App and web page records
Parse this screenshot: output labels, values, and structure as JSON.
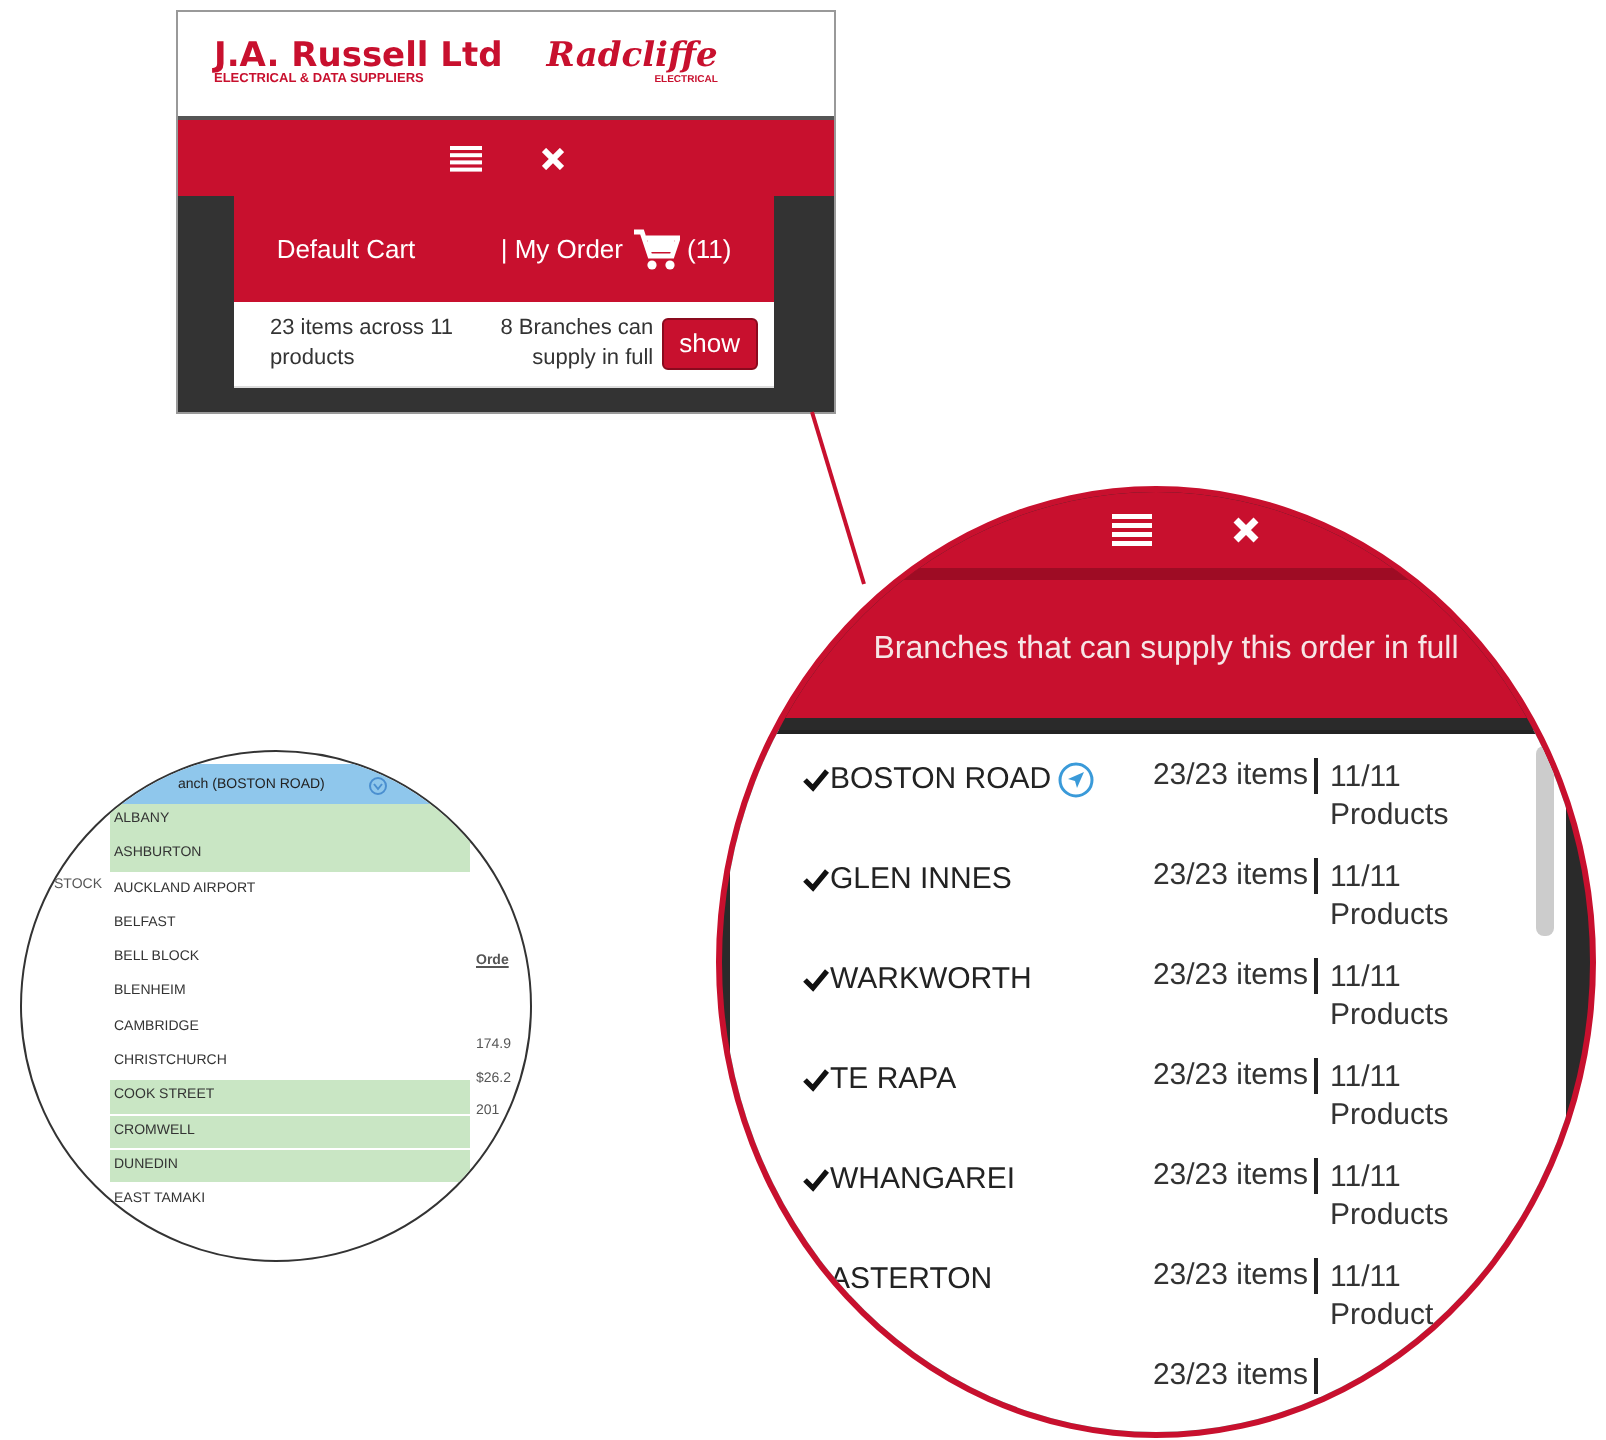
{
  "top_screen": {
    "logo": {
      "name": "J.A. Russell Ltd",
      "tagline": "ELECTRICAL & DATA SUPPLIERS"
    },
    "logo2": {
      "name": "Radcliffe",
      "tagline": "ELECTRICAL"
    },
    "cart": {
      "title": "Default Cart",
      "order": "| My Order",
      "count": "(11)"
    },
    "summary": {
      "items": "23 items across 11 products",
      "branches": "8 Branches can supply in full",
      "button": "show"
    }
  },
  "dropdown_zoom": {
    "selected_branch": "anch (BOSTON ROAD)",
    "branches": [
      {
        "name": "ALBANY",
        "available": true
      },
      {
        "name": "ASHBURTON",
        "available": true
      },
      {
        "name": "AUCKLAND AIRPORT",
        "available": false
      },
      {
        "name": "BELFAST",
        "available": false
      },
      {
        "name": "BELL BLOCK",
        "available": false
      },
      {
        "name": "BLENHEIM",
        "available": false
      },
      {
        "name": "CAMBRIDGE",
        "available": false
      },
      {
        "name": "CHRISTCHURCH",
        "available": false
      },
      {
        "name": "COOK STREET",
        "available": true
      },
      {
        "name": "CROMWELL",
        "available": true
      },
      {
        "name": "DUNEDIN",
        "available": true
      },
      {
        "name": "EAST TAMAKI",
        "available": false
      }
    ],
    "background_texts": [
      "STOCK",
      "Orde",
      "174.9",
      "$26.2",
      "201"
    ]
  },
  "branches_zoom": {
    "title": "Branches that can supply this order in full",
    "rows": [
      {
        "name": "BOSTON ROAD",
        "checked": true,
        "nearest": true,
        "items": "23/23 items",
        "products": "11/11 Products"
      },
      {
        "name": "GLEN INNES",
        "checked": true,
        "nearest": false,
        "items": "23/23 items",
        "products": "11/11 Products"
      },
      {
        "name": "WARKWORTH",
        "checked": true,
        "nearest": false,
        "items": "23/23 items",
        "products": "11/11 Products"
      },
      {
        "name": "TE RAPA",
        "checked": true,
        "nearest": false,
        "items": "23/23 items",
        "products": "11/11 Products"
      },
      {
        "name": "WHANGAREI",
        "checked": true,
        "nearest": false,
        "items": "23/23 items",
        "products": "11/11 Products"
      },
      {
        "name": "ASTERTON",
        "checked": false,
        "nearest": false,
        "items": "23/23 items",
        "products": "11/11 Product"
      },
      {
        "checked": false,
        "nearest": false,
        "items": "23/23 items"
      }
    ]
  }
}
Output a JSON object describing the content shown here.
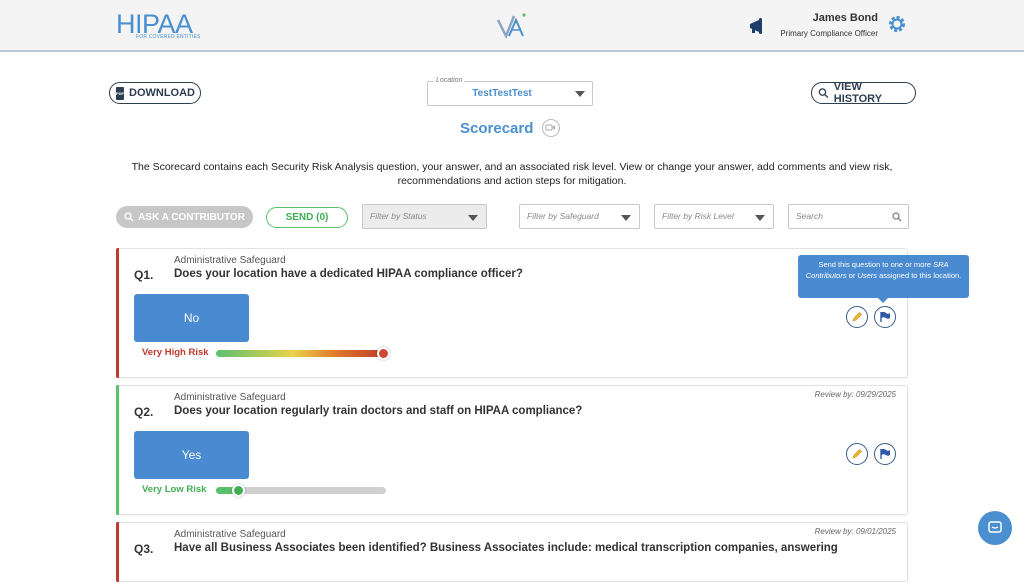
{
  "header": {
    "brand": "HIPAA",
    "brand_sub": "FOR COVERED ENTITIES",
    "user_name": "James Bond",
    "user_role": "Primary Compliance Officer",
    "icons": [
      "megaphone-icon",
      "gear-icon"
    ]
  },
  "toolbar": {
    "download_label": "DOWNLOAD",
    "pdf_badge": "PDF",
    "view_history_label": "VIEW HISTORY",
    "location_label": "Location",
    "location_value": "TestTestTest"
  },
  "page": {
    "title": "Scorecard",
    "intro": "The Scorecard contains each Security Risk Analysis question, your answer, and an associated risk level. View or change your answer, add comments and view risk, recommendations and action steps for mitigation."
  },
  "actions": {
    "ask_label": "ASK A CONTRIBUTOR",
    "send_label": "SEND (0)"
  },
  "filters": {
    "status_placeholder": "Filter by Status",
    "safeguard_placeholder": "Filter by Safeguard",
    "risk_placeholder": "Filter by Risk Level",
    "search_placeholder": "Search"
  },
  "tooltip": {
    "line1": "Send this question to one or more ",
    "em1": "SRA Contributors",
    "mid": " or ",
    "em2": "Users",
    "line2": " assigned to this location."
  },
  "questions": [
    {
      "number": "Q1.",
      "safeguard": "Administrative Safeguard",
      "text": "Does your location have a dedicated HIPAA compliance officer?",
      "review": "",
      "answer": "No",
      "risk_label": "Very High Risk",
      "risk_level": 0.98,
      "risk_color": "#c0392b"
    },
    {
      "number": "Q2.",
      "safeguard": "Administrative Safeguard",
      "text": "Does your location regularly train doctors and staff on HIPAA compliance?",
      "review": "Review by: 09/29/2025",
      "answer": "Yes",
      "risk_label": "Very Low Risk",
      "risk_level": 0.13,
      "risk_color": "#3fae53"
    },
    {
      "number": "Q3.",
      "safeguard": "Administrative Safeguard",
      "text": "Have all Business Associates been identified? Business Associates include: medical transcription companies, answering",
      "review": "Review by: 09/01/2025",
      "answer": "",
      "risk_label": "",
      "risk_level": null,
      "risk_color": "#c0392b"
    }
  ]
}
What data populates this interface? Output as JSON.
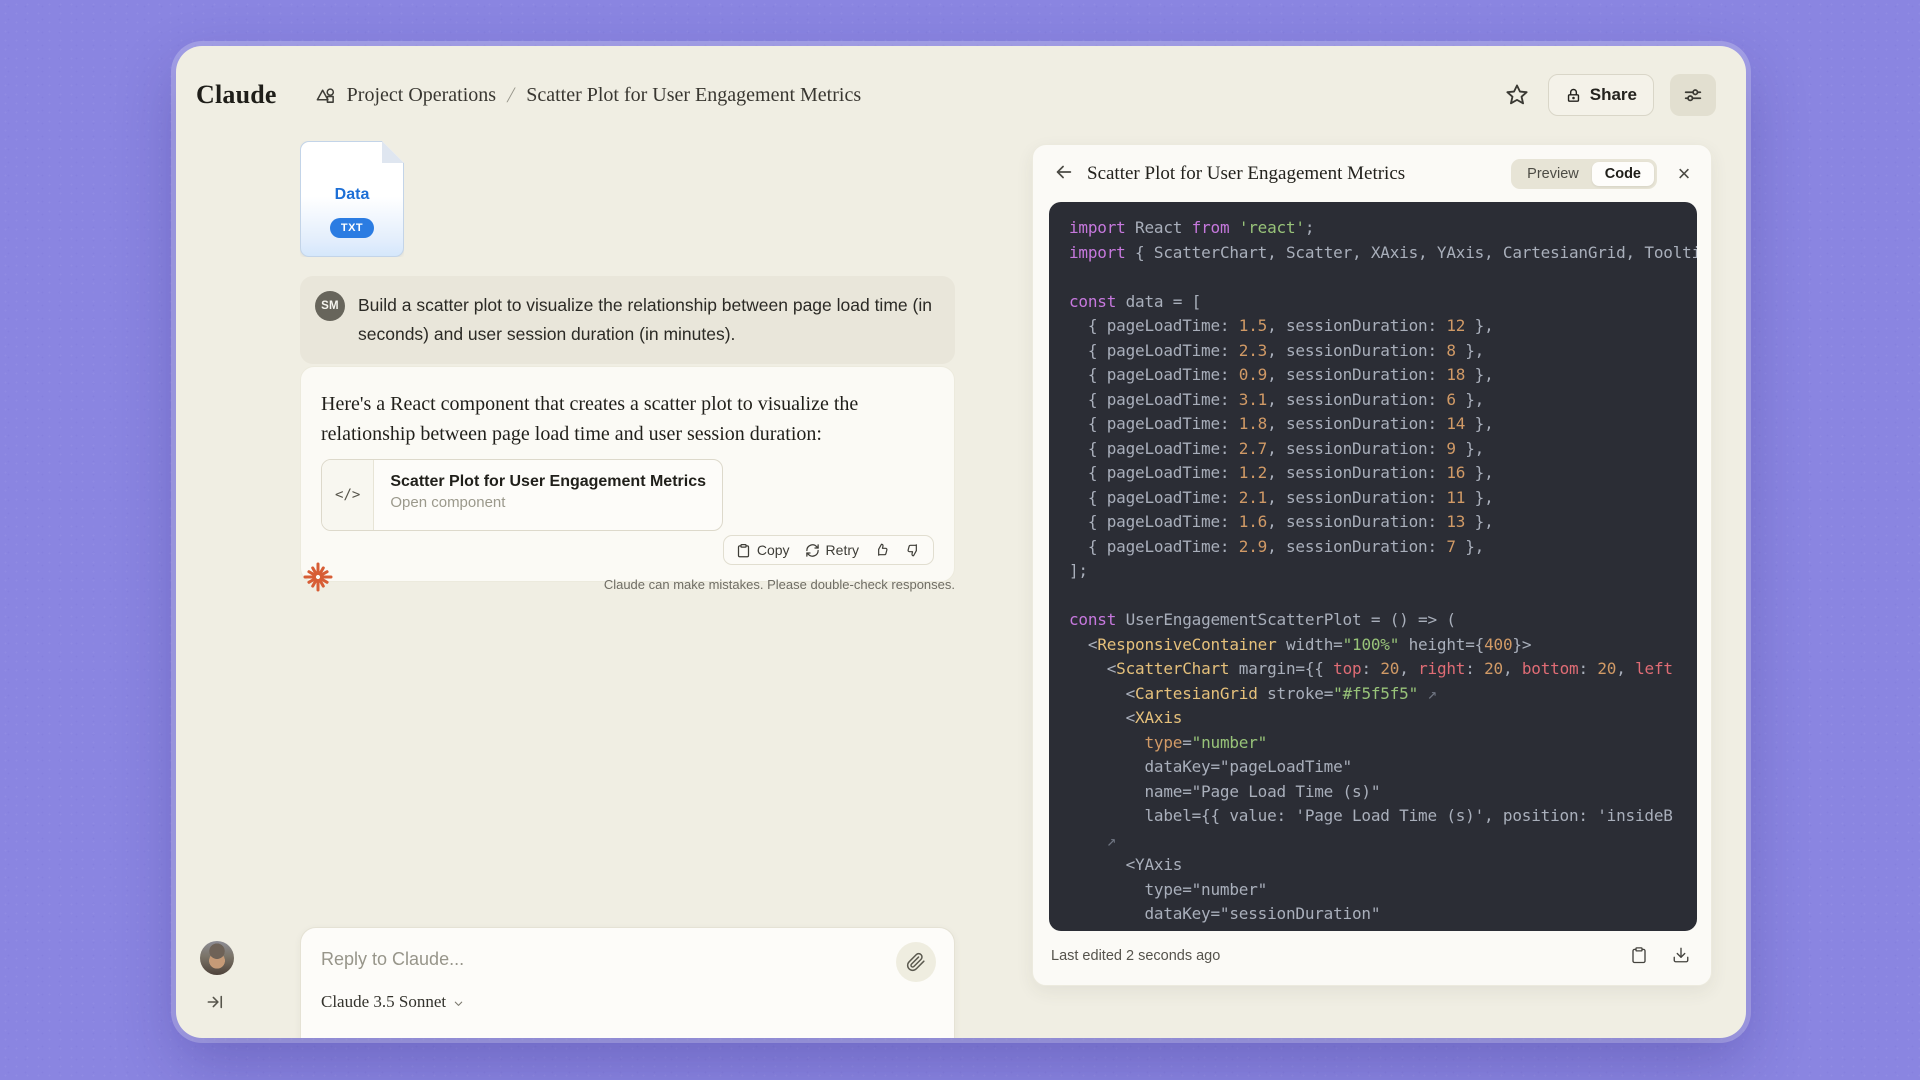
{
  "window": {
    "brand": "Claude",
    "breadcrumb": {
      "project": "Project Operations",
      "separator": "/",
      "page": "Scatter Plot for User Engagement Metrics"
    },
    "header_actions": {
      "share_label": "Share"
    }
  },
  "chat": {
    "file_card": {
      "name": "Data",
      "type_badge": "TXT"
    },
    "user_message": {
      "avatar_initials": "SM",
      "text": "Build a scatter plot to visualize the relationship between page load time (in seconds) and user session duration (in minutes)."
    },
    "assistant_message": {
      "intro": "Here's a React component that creates a scatter plot to visualize the relationship between page load time and user session duration:",
      "artifact_card": {
        "icon": "</>",
        "title": "Scatter Plot for User Engagement Metrics",
        "subtitle": "Open component"
      }
    },
    "message_actions": {
      "copy": "Copy",
      "retry": "Retry"
    },
    "disclaimer": "Claude can make mistakes. Please double-check responses.",
    "composer": {
      "placeholder": "Reply to Claude...",
      "model": "Claude 3.5 Sonnet"
    }
  },
  "artifact_panel": {
    "title": "Scatter Plot for User Engagement Metrics",
    "tabs": {
      "preview": "Preview",
      "code": "Code",
      "active": "Code"
    },
    "footer": {
      "status": "Last edited 2 seconds ago"
    },
    "code": {
      "scatter_data": [
        {
          "pageLoadTime": 1.5,
          "sessionDuration": 12
        },
        {
          "pageLoadTime": 2.3,
          "sessionDuration": 8
        },
        {
          "pageLoadTime": 0.9,
          "sessionDuration": 18
        },
        {
          "pageLoadTime": 3.1,
          "sessionDuration": 6
        },
        {
          "pageLoadTime": 1.8,
          "sessionDuration": 14
        },
        {
          "pageLoadTime": 2.7,
          "sessionDuration": 9
        },
        {
          "pageLoadTime": 1.2,
          "sessionDuration": 16
        },
        {
          "pageLoadTime": 2.1,
          "sessionDuration": 11
        },
        {
          "pageLoadTime": 1.6,
          "sessionDuration": 13
        },
        {
          "pageLoadTime": 2.9,
          "sessionDuration": 7
        }
      ],
      "lines": [
        [
          [
            "kw",
            "import"
          ],
          [
            "pl",
            " React "
          ],
          [
            "kw",
            "from"
          ],
          [
            "pl",
            " "
          ],
          [
            "str",
            "'react'"
          ],
          [
            "pl",
            ";"
          ]
        ],
        [
          [
            "kw",
            "import"
          ],
          [
            "pl",
            " { ScatterChart, Scatter, XAxis, YAxis, CartesianGrid, Toolti"
          ]
        ],
        [],
        [
          [
            "kw",
            "const"
          ],
          [
            "pl",
            " data = ["
          ]
        ],
        [
          [
            "pl",
            "  { pageLoadTime: "
          ],
          [
            "num",
            "1.5"
          ],
          [
            "pl",
            ", sessionDuration: "
          ],
          [
            "num",
            "12"
          ],
          [
            "pl",
            " },"
          ]
        ],
        [
          [
            "pl",
            "  { pageLoadTime: "
          ],
          [
            "num",
            "2.3"
          ],
          [
            "pl",
            ", sessionDuration: "
          ],
          [
            "num",
            "8"
          ],
          [
            "pl",
            " },"
          ]
        ],
        [
          [
            "pl",
            "  { pageLoadTime: "
          ],
          [
            "num",
            "0.9"
          ],
          [
            "pl",
            ", sessionDuration: "
          ],
          [
            "num",
            "18"
          ],
          [
            "pl",
            " },"
          ]
        ],
        [
          [
            "pl",
            "  { pageLoadTime: "
          ],
          [
            "num",
            "3.1"
          ],
          [
            "pl",
            ", sessionDuration: "
          ],
          [
            "num",
            "6"
          ],
          [
            "pl",
            " },"
          ]
        ],
        [
          [
            "pl",
            "  { pageLoadTime: "
          ],
          [
            "num",
            "1.8"
          ],
          [
            "pl",
            ", sessionDuration: "
          ],
          [
            "num",
            "14"
          ],
          [
            "pl",
            " },"
          ]
        ],
        [
          [
            "pl",
            "  { pageLoadTime: "
          ],
          [
            "num",
            "2.7"
          ],
          [
            "pl",
            ", sessionDuration: "
          ],
          [
            "num",
            "9"
          ],
          [
            "pl",
            " },"
          ]
        ],
        [
          [
            "pl",
            "  { pageLoadTime: "
          ],
          [
            "num",
            "1.2"
          ],
          [
            "pl",
            ", sessionDuration: "
          ],
          [
            "num",
            "16"
          ],
          [
            "pl",
            " },"
          ]
        ],
        [
          [
            "pl",
            "  { pageLoadTime: "
          ],
          [
            "num",
            "2.1"
          ],
          [
            "pl",
            ", sessionDuration: "
          ],
          [
            "num",
            "11"
          ],
          [
            "pl",
            " },"
          ]
        ],
        [
          [
            "pl",
            "  { pageLoadTime: "
          ],
          [
            "num",
            "1.6"
          ],
          [
            "pl",
            ", sessionDuration: "
          ],
          [
            "num",
            "13"
          ],
          [
            "pl",
            " },"
          ]
        ],
        [
          [
            "pl",
            "  { pageLoadTime: "
          ],
          [
            "num",
            "2.9"
          ],
          [
            "pl",
            ", sessionDuration: "
          ],
          [
            "num",
            "7"
          ],
          [
            "pl",
            " },"
          ]
        ],
        [
          [
            "pl",
            "];"
          ]
        ],
        [],
        [
          [
            "kw",
            "const"
          ],
          [
            "pl",
            " UserEngagementScatterPlot = () => ("
          ]
        ],
        [
          [
            "pl",
            "  <"
          ],
          [
            "tag",
            "ResponsiveContainer"
          ],
          [
            "pl",
            " width="
          ],
          [
            "str",
            "\"100%\""
          ],
          [
            "pl",
            " height={"
          ],
          [
            "num",
            "400"
          ],
          [
            "pl",
            "}>"
          ]
        ],
        [
          [
            "pl",
            "    <"
          ],
          [
            "tag",
            "ScatterChart"
          ],
          [
            "pl",
            " margin={{ "
          ],
          [
            "prop",
            "top"
          ],
          [
            "pl",
            ": "
          ],
          [
            "num",
            "20"
          ],
          [
            "pl",
            ", "
          ],
          [
            "prop",
            "right"
          ],
          [
            "pl",
            ": "
          ],
          [
            "num",
            "20"
          ],
          [
            "pl",
            ", "
          ],
          [
            "prop",
            "bottom"
          ],
          [
            "pl",
            ": "
          ],
          [
            "num",
            "20"
          ],
          [
            "pl",
            ", "
          ],
          [
            "prop",
            "left"
          ]
        ],
        [
          [
            "pl",
            "      <"
          ],
          [
            "tag",
            "CartesianGrid"
          ],
          [
            "pl",
            " stroke="
          ],
          [
            "str",
            "\"#f5f5f5\""
          ],
          [
            "pl",
            " "
          ],
          [
            "arw",
            "↗"
          ]
        ],
        [
          [
            "pl",
            "      <"
          ],
          [
            "tag",
            "XAxis"
          ]
        ],
        [
          [
            "pl",
            "        "
          ],
          [
            "num",
            "type"
          ],
          [
            "pl",
            "="
          ],
          [
            "str",
            "\"number\""
          ]
        ],
        [
          [
            "pl",
            "        dataKey=\"pageLoadTime\""
          ]
        ],
        [
          [
            "pl",
            "        name=\"Page Load Time (s)\""
          ]
        ],
        [
          [
            "pl",
            "        label={{ value: 'Page Load Time (s)', position: 'insideB"
          ]
        ],
        [
          [
            "pl",
            "    "
          ],
          [
            "arw",
            "↗"
          ]
        ],
        [
          [
            "pl",
            "      <YAxis"
          ]
        ],
        [
          [
            "pl",
            "        type=\"number\""
          ]
        ],
        [
          [
            "pl",
            "        dataKey=\"sessionDuration\""
          ]
        ]
      ]
    }
  },
  "colors": {
    "page_background": "#8a85e1",
    "window_background": "#f0eee3",
    "code_background": "#2b2d35",
    "file_accent_blue": "#2b7ce2",
    "claude_logo_orange": "#d75d35",
    "code_keyword": "#c678dd",
    "code_string": "#98c379",
    "code_number": "#d19a66",
    "code_tag": "#e5c07b",
    "code_property": "#e06c75"
  }
}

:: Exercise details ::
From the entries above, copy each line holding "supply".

:: Your response ::
      "branches": "8 Branches can supply in full",
    "title": "Branches that can supply this order in full",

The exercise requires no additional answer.